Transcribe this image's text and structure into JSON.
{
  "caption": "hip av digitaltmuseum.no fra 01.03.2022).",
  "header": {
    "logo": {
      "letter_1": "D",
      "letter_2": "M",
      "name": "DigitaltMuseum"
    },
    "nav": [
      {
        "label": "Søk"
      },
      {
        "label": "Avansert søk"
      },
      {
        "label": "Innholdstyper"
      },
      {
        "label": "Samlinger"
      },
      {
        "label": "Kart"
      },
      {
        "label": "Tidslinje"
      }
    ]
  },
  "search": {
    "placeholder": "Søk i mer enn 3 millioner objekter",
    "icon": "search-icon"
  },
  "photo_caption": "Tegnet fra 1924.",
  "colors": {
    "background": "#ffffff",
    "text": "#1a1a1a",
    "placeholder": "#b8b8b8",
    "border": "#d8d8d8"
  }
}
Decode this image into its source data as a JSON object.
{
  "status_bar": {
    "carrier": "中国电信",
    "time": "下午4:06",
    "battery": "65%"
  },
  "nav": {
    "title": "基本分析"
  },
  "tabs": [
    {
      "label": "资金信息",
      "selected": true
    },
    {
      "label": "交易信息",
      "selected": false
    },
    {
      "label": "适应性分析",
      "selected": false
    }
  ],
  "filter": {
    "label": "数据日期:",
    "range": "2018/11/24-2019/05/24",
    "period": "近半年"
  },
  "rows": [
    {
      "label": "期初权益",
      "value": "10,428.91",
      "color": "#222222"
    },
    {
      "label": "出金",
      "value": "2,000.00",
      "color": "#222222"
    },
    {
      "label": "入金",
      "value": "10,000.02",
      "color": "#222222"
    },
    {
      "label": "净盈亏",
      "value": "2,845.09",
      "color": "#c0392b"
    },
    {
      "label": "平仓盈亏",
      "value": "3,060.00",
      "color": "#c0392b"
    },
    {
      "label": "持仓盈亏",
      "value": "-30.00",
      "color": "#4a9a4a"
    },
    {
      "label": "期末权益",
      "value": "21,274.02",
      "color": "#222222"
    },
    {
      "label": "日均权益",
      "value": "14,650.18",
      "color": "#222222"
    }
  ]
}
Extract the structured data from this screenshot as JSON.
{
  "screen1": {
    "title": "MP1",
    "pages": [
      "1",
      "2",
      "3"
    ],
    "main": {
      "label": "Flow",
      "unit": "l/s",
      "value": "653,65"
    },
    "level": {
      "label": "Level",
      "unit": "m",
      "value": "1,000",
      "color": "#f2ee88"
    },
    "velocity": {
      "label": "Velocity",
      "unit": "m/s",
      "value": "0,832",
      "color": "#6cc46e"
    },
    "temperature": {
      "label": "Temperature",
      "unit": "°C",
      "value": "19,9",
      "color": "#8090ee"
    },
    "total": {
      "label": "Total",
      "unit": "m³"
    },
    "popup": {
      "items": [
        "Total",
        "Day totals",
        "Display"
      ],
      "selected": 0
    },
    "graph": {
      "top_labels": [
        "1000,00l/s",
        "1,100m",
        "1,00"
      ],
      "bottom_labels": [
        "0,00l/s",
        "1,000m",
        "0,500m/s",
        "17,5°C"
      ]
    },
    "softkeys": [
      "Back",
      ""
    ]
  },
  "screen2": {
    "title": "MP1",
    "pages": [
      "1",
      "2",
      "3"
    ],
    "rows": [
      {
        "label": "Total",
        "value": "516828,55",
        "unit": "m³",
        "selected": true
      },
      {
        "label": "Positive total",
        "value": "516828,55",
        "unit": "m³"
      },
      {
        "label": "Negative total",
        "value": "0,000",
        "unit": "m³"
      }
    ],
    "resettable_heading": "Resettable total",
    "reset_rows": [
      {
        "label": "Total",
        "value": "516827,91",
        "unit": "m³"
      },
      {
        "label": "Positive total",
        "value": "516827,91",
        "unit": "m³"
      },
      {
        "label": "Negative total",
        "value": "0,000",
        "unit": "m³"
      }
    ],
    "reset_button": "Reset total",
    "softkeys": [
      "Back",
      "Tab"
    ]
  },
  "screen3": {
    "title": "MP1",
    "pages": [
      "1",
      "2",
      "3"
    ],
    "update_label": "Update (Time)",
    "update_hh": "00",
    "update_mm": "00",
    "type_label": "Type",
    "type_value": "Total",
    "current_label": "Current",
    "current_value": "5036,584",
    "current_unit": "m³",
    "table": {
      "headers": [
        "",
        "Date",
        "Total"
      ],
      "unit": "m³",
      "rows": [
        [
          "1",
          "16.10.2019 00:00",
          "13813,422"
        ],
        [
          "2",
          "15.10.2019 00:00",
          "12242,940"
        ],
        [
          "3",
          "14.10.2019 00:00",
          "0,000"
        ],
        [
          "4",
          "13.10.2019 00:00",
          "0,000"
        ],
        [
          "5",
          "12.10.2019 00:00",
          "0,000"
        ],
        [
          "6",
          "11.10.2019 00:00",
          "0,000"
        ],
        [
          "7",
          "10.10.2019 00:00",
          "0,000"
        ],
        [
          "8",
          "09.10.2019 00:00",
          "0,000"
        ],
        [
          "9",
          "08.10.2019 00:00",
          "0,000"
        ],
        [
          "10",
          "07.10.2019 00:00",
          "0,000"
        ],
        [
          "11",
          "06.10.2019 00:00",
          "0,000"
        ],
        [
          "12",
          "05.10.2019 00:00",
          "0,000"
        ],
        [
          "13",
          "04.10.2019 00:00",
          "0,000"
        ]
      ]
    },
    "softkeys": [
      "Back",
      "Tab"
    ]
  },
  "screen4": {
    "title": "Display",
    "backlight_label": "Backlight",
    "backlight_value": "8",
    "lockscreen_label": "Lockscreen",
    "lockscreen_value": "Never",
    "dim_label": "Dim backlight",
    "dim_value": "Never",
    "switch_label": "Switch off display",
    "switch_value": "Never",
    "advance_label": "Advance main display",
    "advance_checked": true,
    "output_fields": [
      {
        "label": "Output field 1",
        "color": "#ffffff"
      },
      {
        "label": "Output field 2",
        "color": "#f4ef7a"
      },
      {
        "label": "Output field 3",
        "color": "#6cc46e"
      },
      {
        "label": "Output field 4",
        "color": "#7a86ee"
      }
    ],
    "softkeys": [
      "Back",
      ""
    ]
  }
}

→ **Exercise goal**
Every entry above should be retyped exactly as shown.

→ **Exercise output**
Transcribe this image's text and structure into JSON.
{
  "caption": "hip av digitaltmuseum.no fra 01.03.2022).",
  "header": {
    "logo": {
      "letter_1": "D",
      "letter_2": "M",
      "name": "DigitaltMuseum"
    },
    "nav": [
      {
        "label": "Søk"
      },
      {
        "label": "Avansert søk"
      },
      {
        "label": "Innholdstyper"
      },
      {
        "label": "Samlinger"
      },
      {
        "label": "Kart"
      },
      {
        "label": "Tidslinje"
      }
    ]
  },
  "search": {
    "placeholder": "Søk i mer enn 3 millioner objekter",
    "icon": "search-icon"
  },
  "photo_caption": "Tegnet fra 1924.",
  "colors": {
    "background": "#ffffff",
    "text": "#1a1a1a",
    "placeholder": "#b8b8b8",
    "border": "#d8d8d8"
  }
}
Decode this image into its source data as a JSON object.
{
  "status_bar": {
    "carrier": "中国电信",
    "time": "下午4:06",
    "battery": "65%"
  },
  "nav": {
    "title": "基本分析"
  },
  "tabs": [
    {
      "label": "资金信息",
      "selected": true
    },
    {
      "label": "交易信息",
      "selected": false
    },
    {
      "label": "适应性分析",
      "selected": false
    }
  ],
  "filter": {
    "label": "数据日期:",
    "range": "2018/11/24-2019/05/24",
    "period": "近半年"
  },
  "rows": [
    {
      "label": "期初权益",
      "value": "10,428.91",
      "color": "#222222"
    },
    {
      "label": "出金",
      "value": "2,000.00",
      "color": "#222222"
    },
    {
      "label": "入金",
      "value": "10,000.02",
      "color": "#222222"
    },
    {
      "label": "净盈亏",
      "value": "2,845.09",
      "color": "#c0392b"
    },
    {
      "label": "平仓盈亏",
      "value": "3,060.00",
      "color": "#c0392b"
    },
    {
      "label": "持仓盈亏",
      "value": "-30.00",
      "color": "#4a9a4a"
    },
    {
      "label": "期末权益",
      "value": "21,274.02",
      "color": "#222222"
    },
    {
      "label": "日均权益",
      "value": "14,650.18",
      "color": "#222222"
    }
  ]
}
Extract the structured data from this screenshot as JSON.
{
  "screen1": {
    "title": "MP1",
    "pages": [
      "1",
      "2",
      "3"
    ],
    "main": {
      "label": "Flow",
      "unit": "l/s",
      "value": "653,65"
    },
    "level": {
      "label": "Level",
      "unit": "m",
      "value": "1,000",
      "color": "#f2ee88"
    },
    "velocity": {
      "label": "Velocity",
      "unit": "m/s",
      "value": "0,832",
      "color": "#6cc46e"
    },
    "temperature": {
      "label": "Temperature",
      "unit": "°C",
      "value": "19,9",
      "color": "#8090ee"
    },
    "total": {
      "label": "Total",
      "unit": "m³"
    },
    "popup": {
      "items": [
        "Total",
        "Day totals",
        "Display"
      ],
      "selected": 0
    },
    "graph": {
      "top_labels": [
        "1000,00l/s",
        "1,100m",
        "1,00"
      ],
      "bottom_labels": [
        "0,00l/s",
        "1,000m",
        "0,500m/s",
        "17,5°C"
      ]
    },
    "softkeys": [
      "Back",
      ""
    ]
  },
  "screen2": {
    "title": "MP1",
    "pages": [
      "1",
      "2",
      "3"
    ],
    "rows": [
      {
        "label": "Total",
        "value": "516828,55",
        "unit": "m³",
        "selected": true
      },
      {
        "label": "Positive total",
        "value": "516828,55",
        "unit": "m³"
      },
      {
        "label": "Negative total",
        "value": "0,000",
        "unit": "m³"
      }
    ],
    "resettable_heading": "Resettable total",
    "reset_rows": [
      {
        "label": "Total",
        "value": "516827,91",
        "unit": "m³"
      },
      {
        "label": "Positive total",
        "value": "516827,91",
        "unit": "m³"
      },
      {
        "label": "Negative total",
        "value": "0,000",
        "unit": "m³"
      }
    ],
    "reset_button": "Reset total",
    "softkeys": [
      "Back",
      "Tab"
    ]
  },
  "screen3": {
    "title": "MP1",
    "pages": [
      "1",
      "2",
      "3"
    ],
    "update_label": "Update (Time)",
    "update_hh": "00",
    "update_mm": "00",
    "type_label": "Type",
    "type_value": "Total",
    "current_label": "Current",
    "current_value": "5036,584",
    "current_unit": "m³",
    "table": {
      "headers": [
        "",
        "Date",
        "Total"
      ],
      "unit": "m³",
      "rows": [
        [
          "1",
          "16.10.2019 00:00",
          "13813,422"
        ],
        [
          "2",
          "15.10.2019 00:00",
          "12242,940"
        ],
        [
          "3",
          "14.10.2019 00:00",
          "0,000"
        ],
        [
          "4",
          "13.10.2019 00:00",
          "0,000"
        ],
        [
          "5",
          "12.10.2019 00:00",
          "0,000"
        ],
        [
          "6",
          "11.10.2019 00:00",
          "0,000"
        ],
        [
          "7",
          "10.10.2019 00:00",
          "0,000"
        ],
        [
          "8",
          "09.10.2019 00:00",
          "0,000"
        ],
        [
          "9",
          "08.10.2019 00:00",
          "0,000"
        ],
        [
          "10",
          "07.10.2019 00:00",
          "0,000"
        ],
        [
          "11",
          "06.10.2019 00:00",
          "0,000"
        ],
        [
          "12",
          "05.10.2019 00:00",
          "0,000"
        ],
        [
          "13",
          "04.10.2019 00:00",
          "0,000"
        ]
      ]
    },
    "softkeys": [
      "Back",
      "Tab"
    ]
  },
  "screen4": {
    "title": "Display",
    "backlight_label": "Backlight",
    "backlight_value": "8",
    "lockscreen_label": "Lockscreen",
    "lockscreen_value": "Never",
    "dim_label": "Dim backlight",
    "dim_value": "Never",
    "switch_label": "Switch off display",
    "switch_value": "Never",
    "advance_label": "Advance main display",
    "advance_checked": true,
    "output_fields": [
      {
        "label": "Output field 1",
        "color": "#ffffff"
      },
      {
        "label": "Output field 2",
        "color": "#f4ef7a"
      },
      {
        "label": "Output field 3",
        "color": "#6cc46e"
      },
      {
        "label": "Output field 4",
        "color": "#7a86ee"
      }
    ],
    "softkeys": [
      "Back",
      ""
    ]
  }
}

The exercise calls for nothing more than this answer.